What is expected:
Could you reproduce every entry that follows, exactly as shown?

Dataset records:
_ _ _ _ _

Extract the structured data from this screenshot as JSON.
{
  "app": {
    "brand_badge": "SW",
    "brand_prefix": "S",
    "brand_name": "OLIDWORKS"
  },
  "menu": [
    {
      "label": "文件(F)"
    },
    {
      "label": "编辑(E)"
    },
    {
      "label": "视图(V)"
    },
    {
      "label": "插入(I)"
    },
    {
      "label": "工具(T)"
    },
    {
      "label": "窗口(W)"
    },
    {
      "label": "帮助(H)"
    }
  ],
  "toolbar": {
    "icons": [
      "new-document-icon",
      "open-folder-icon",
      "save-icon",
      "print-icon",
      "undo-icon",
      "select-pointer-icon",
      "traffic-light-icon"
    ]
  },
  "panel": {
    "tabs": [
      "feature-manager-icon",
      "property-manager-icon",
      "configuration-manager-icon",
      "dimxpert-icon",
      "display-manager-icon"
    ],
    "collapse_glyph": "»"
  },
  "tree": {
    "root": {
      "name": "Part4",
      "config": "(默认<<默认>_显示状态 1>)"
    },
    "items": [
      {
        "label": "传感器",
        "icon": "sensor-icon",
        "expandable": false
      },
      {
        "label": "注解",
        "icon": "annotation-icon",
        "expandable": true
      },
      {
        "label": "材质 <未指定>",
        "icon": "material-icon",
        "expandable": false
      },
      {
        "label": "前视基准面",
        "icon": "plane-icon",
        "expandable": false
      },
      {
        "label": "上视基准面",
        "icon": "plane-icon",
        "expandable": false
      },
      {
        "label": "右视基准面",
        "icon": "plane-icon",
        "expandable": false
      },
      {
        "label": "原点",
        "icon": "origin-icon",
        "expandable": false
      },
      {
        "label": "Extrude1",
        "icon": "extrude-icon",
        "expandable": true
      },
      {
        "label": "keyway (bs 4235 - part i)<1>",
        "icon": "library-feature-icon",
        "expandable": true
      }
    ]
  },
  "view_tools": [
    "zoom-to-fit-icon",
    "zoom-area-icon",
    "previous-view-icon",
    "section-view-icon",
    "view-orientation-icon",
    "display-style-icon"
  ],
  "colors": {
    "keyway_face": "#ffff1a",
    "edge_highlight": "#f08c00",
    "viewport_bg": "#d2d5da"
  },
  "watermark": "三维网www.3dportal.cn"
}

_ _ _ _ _

Task answer:
Extract the structured data from this screenshot as JSON.
{
  "app": {
    "brand_badge": "SW",
    "brand_prefix": "S",
    "brand_name": "OLIDWORKS"
  },
  "menu": [
    {
      "label": "文件(F)"
    },
    {
      "label": "编辑(E)"
    },
    {
      "label": "视图(V)"
    },
    {
      "label": "插入(I)"
    },
    {
      "label": "工具(T)"
    },
    {
      "label": "窗口(W)"
    },
    {
      "label": "帮助(H)"
    }
  ],
  "toolbar": {
    "icons": [
      "new-document-icon",
      "open-folder-icon",
      "save-icon",
      "print-icon",
      "undo-icon",
      "select-pointer-icon",
      "traffic-light-icon"
    ]
  },
  "panel": {
    "tabs": [
      "feature-manager-icon",
      "property-manager-icon",
      "configuration-manager-icon",
      "dimxpert-icon",
      "display-manager-icon"
    ],
    "collapse_glyph": "»"
  },
  "tree": {
    "root": {
      "name": "Part4",
      "config": "(默认<<默认>_显示状态 1>)"
    },
    "items": [
      {
        "label": "传感器",
        "icon": "sensor-icon",
        "expandable": false
      },
      {
        "label": "注解",
        "icon": "annotation-icon",
        "expandable": true
      },
      {
        "label": "材质 <未指定>",
        "icon": "material-icon",
        "expandable": false
      },
      {
        "label": "前视基准面",
        "icon": "plane-icon",
        "expandable": false
      },
      {
        "label": "上视基准面",
        "icon": "plane-icon",
        "expandable": false
      },
      {
        "label": "右视基准面",
        "icon": "plane-icon",
        "expandable": false
      },
      {
        "label": "原点",
        "icon": "origin-icon",
        "expandable": false
      },
      {
        "label": "Extrude1",
        "icon": "extrude-icon",
        "expandable": true
      },
      {
        "label": "keyway (bs 4235 - part i)<1>",
        "icon": "library-feature-icon",
        "expandable": true
      }
    ]
  },
  "view_tools": [
    "zoom-to-fit-icon",
    "zoom-area-icon",
    "previous-view-icon",
    "section-view-icon",
    "view-orientation-icon",
    "display-style-icon"
  ],
  "colors": {
    "keyway_face": "#ffff1a",
    "edge_highlight": "#f08c00",
    "viewport_bg": "#d2d5da"
  },
  "watermark": "三维网www.3dportal.cn"
}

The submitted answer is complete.